Jillian C. Shipherd, MED professor of psychiatry

Shipherd is a leader in the field of PTSD and LGBT health. She has directed the national LGBT Health Program for the VA since 2012 and her national fellowship program on LGBT Health has been adopted at VA sites across the country, including Boston. She worked at the national level to develop a VA policy on care for transgender veterans and a policy for veterans who identify as lesbian, gay, or bisexual. She has served on numerous national committees and editorial boards. The recipient of the American Psychological Association’s Award for Distinguished Contribution to Education and Training and the Health Professionals Advancing LGBT Equality 2018 Achievement Award, she has published more than 100 peer-reviewed papers.

Weiming Xia, MED professor of pharmacology and experimental therapeutics

Xia is an expert in Alzheimer’s disease and related neurodegenerative disorders. His 1999 Nature paper about his postdoctoral research linking presenilin and gamma secretase directly led to a specific therapeutic target for Alzheimer’s disease. His current research focuses on identifying therapeutic targets for Alzheimer’s and developing biomarkers for Alzheimer’s diagnostics and therapeutics. He is the PI on VA Merit and Pilot Awards and on a Cure Alzheimer’s Fund foundation grant. He has 95 peer-reviewed journal articles, 13 invited peer-reviewed critical reviews in journals such as Nature, PNAS, and Cell and in leading Alzheimer’s disease and neuroscience journals, and 12 book chapters, and is an editor of Amyloid Precursor Protein: A Practical Approach.

Ching-Ti Liu, School of Public Health (SPH) professor of biostatistics

Liu, an expert in statistical genetics and its applications, specifically on obesity, type 2 diabetes, and musculoskeletal disorders, is a biostatistician and statistical geneticist on several large research consortia and coleads the African American Genetics of Glucose and Insulin Consortium and the Anthropometric and Adiposity working group in the Cohorts for Heart and Aging Research in Genomic Epidemiology Consortium. He has had more than 100 peer-reviewed journal articles in Nature, Nature Genetics, Genome Biology, and the American Journal of Human Genetics. Liu has a portfolio of externally funded research, most from the NIH. An exemplary teacher and mentor, he has developed three new courses and has twice received the SPH Excellence in Teaching Award.

Emily Rothman, SPH professor of community health sciences

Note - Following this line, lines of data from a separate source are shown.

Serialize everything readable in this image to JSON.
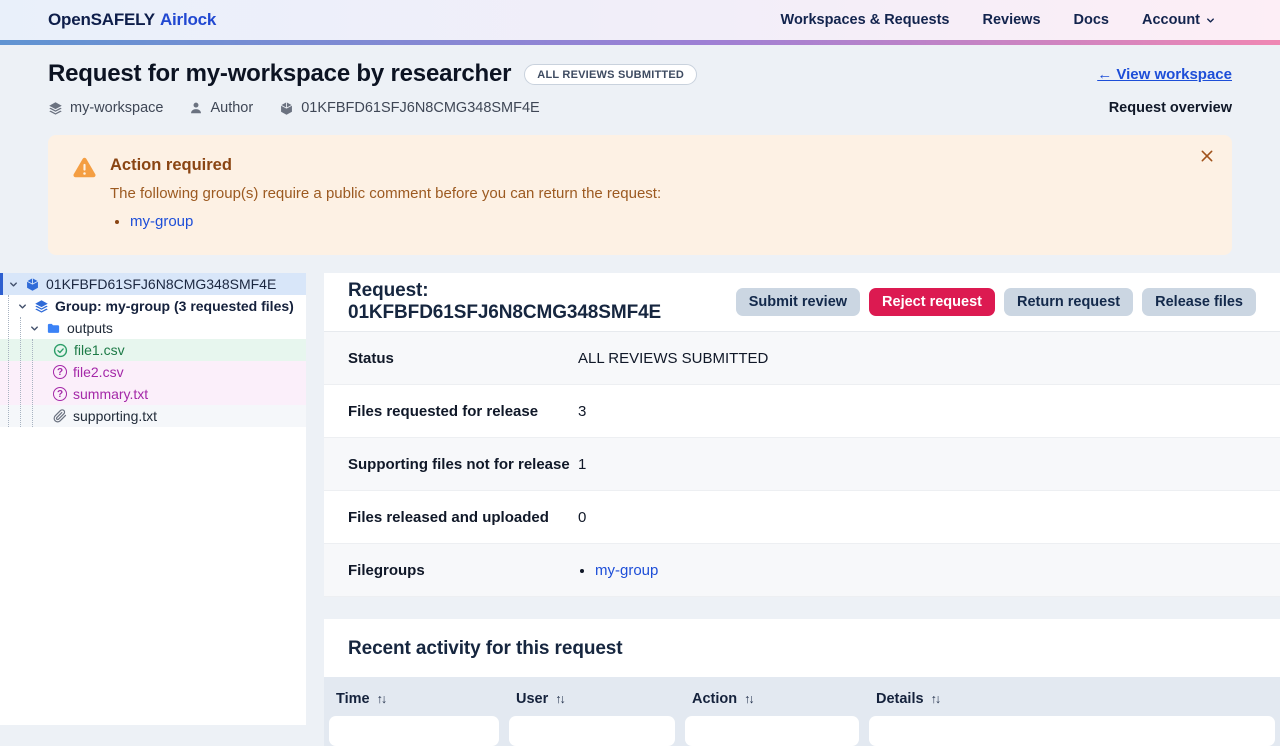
{
  "colors": {
    "brand_navy": "#0e1e4a",
    "brand_blue": "#2148d1",
    "accent_link": "#1d4ed8",
    "page_bg": "#edf1f6",
    "alert_bg": "#fdf1e4",
    "alert_title": "#8a4513",
    "alert_text": "#9c5a21",
    "warning_orange": "#f49e42",
    "danger": "#dc1a51",
    "button_bg": "#cbd6e2",
    "button_text": "#13294b",
    "selected_row_bg": "#d8e6f9",
    "selected_row_border": "#2d5fd0",
    "approved_green": "#1d7a47",
    "approved_bg": "#e7f6ee",
    "question_purple": "#a428a8",
    "question_bg": "#fbeffa",
    "table_header_bg": "#e3e9f1",
    "row_alt_bg": "#f7f8fa"
  },
  "navbar": {
    "brand_primary": "OpenSAFELY",
    "brand_secondary": "Airlock",
    "links": [
      {
        "label": "Workspaces & Requests"
      },
      {
        "label": "Reviews"
      },
      {
        "label": "Docs"
      },
      {
        "label": "Account"
      }
    ]
  },
  "header": {
    "title": "Request for my-workspace by researcher",
    "status_badge": "ALL REVIEWS SUBMITTED",
    "view_workspace_link": "← View workspace",
    "overview_label": "Request overview",
    "meta": {
      "workspace": "my-workspace",
      "author": "Author",
      "request_id": "01KFBFD61SFJ6N8CMG348SMF4E"
    }
  },
  "alert": {
    "title": "Action required",
    "message": "The following group(s) require a public comment before you can return the request:",
    "groups": [
      {
        "label": "my-group"
      }
    ]
  },
  "tree": {
    "request_label": "01KFBFD61SFJ6N8CMG348SMF4E",
    "group_label": "Group: my-group (3 requested files)",
    "folder_label": "outputs",
    "files": [
      {
        "name": "file1.csv",
        "state": "approved"
      },
      {
        "name": "file2.csv",
        "state": "undecided"
      },
      {
        "name": "summary.txt",
        "state": "undecided"
      },
      {
        "name": "supporting.txt",
        "state": "supporting"
      }
    ]
  },
  "main": {
    "title": "Request: 01KFBFD61SFJ6N8CMG348SMF4E",
    "buttons": [
      {
        "label": "Submit review",
        "variant": "default"
      },
      {
        "label": "Reject request",
        "variant": "danger"
      },
      {
        "label": "Return request",
        "variant": "default"
      },
      {
        "label": "Release files",
        "variant": "default"
      }
    ],
    "details": [
      {
        "label": "Status",
        "value": "ALL REVIEWS SUBMITTED"
      },
      {
        "label": "Files requested for release",
        "value": "3"
      },
      {
        "label": "Supporting files not for release",
        "value": "1"
      },
      {
        "label": "Files released and uploaded",
        "value": "0"
      },
      {
        "label": "Filegroups",
        "value": "my-group"
      }
    ],
    "activity": {
      "title": "Recent activity for this request",
      "columns": [
        {
          "label": "Time"
        },
        {
          "label": "User"
        },
        {
          "label": "Action"
        },
        {
          "label": "Details"
        }
      ],
      "sort_icon": "↑↓"
    }
  }
}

Rothman’s research focuses on violence prevention in the areas of dating abuse and sexual violence, human trafficking, and community violence. Her scholarship on relationship violence has been ahead of its time, well before the #MeToo movement. Her research has been funded by the NIH, the National Institute of Justice, the Department of Justice, the US CDC, and the Robert Wood Johnson Foundation. She has more than 85 peer-reviewed publications, many in such high-impact journals as the New England Journal of Medicine, the American Journal of Public Health, JAMA, and Pediatrics. Rothman’s honors include three SPH teaching awards and the Linda Saltzman New Investigator Award from Futures Without Violence and the CDC Foundation. She has facilitated psychoeducational groups and individual counseling interventions for perpetrators of partner and sexual violence since 1997.